He might not be the long-term solution in Washington – where the Redskins have searched for a franchise quarterback for something like 20 years – but he’s a guy that’s more than capable of managing the game well enough to put his team in a position to win on Sunday.
“I feel like it’s been years since we’ve had that kind of fun out there,” said receiver Santana Moss. “I sensed this during training camp, during preseason. We have a different kind of swagger in here. Everybody is confident in here. Everybody in here is about the team. We don’t have any selfish guys and that’s what it’s about. We’re going to help each other win.”

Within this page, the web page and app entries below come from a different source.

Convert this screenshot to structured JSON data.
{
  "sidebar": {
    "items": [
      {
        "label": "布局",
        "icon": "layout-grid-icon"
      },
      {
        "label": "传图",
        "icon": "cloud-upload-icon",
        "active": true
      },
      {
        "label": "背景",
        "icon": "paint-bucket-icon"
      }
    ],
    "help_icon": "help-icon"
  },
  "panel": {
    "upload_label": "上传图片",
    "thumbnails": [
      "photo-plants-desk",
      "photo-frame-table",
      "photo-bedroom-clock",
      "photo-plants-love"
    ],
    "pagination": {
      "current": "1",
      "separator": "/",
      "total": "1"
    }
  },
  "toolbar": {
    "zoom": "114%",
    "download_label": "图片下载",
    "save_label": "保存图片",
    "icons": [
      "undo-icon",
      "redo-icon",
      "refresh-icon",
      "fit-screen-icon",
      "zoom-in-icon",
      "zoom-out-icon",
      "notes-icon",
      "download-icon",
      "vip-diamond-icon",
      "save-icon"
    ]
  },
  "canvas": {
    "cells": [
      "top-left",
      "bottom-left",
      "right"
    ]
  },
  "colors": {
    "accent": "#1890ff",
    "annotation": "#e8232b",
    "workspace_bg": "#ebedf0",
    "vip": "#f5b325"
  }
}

Moss said one more thing that caught my attention after Sunday’s win.
“Right now, I feel like we have one of the best teams the Redskins have had recently,” Moss said.
He didn’t say the Redskins had the most talented players. No, Moss said he feels like they have one of the best teams he’s been a part of in Washington.
The Redskins don’t need big names on the roster anymore. Those days are gone. This time around, they’re turning to guys like Grossman, who might not be all that glamorous, but they can get the job done when it matters.
September 14, 2011 at 1:04 pm
I think you’ve got it just right. And I love the kid’s confidence. When was the last time the Skins had a QB that had any swagger at all? Doug Williams?
What impresses me most about Rex is his demeanor. He has that laid back unflappable Joe Montana/Tom Brady/Aaron Rodgers quality that most top QBs seem to possess. He’s not in that class (yet?)but my guess is we’ll see a lot more Good Rex than Bad Rex this season.
Comeback Player of the Year?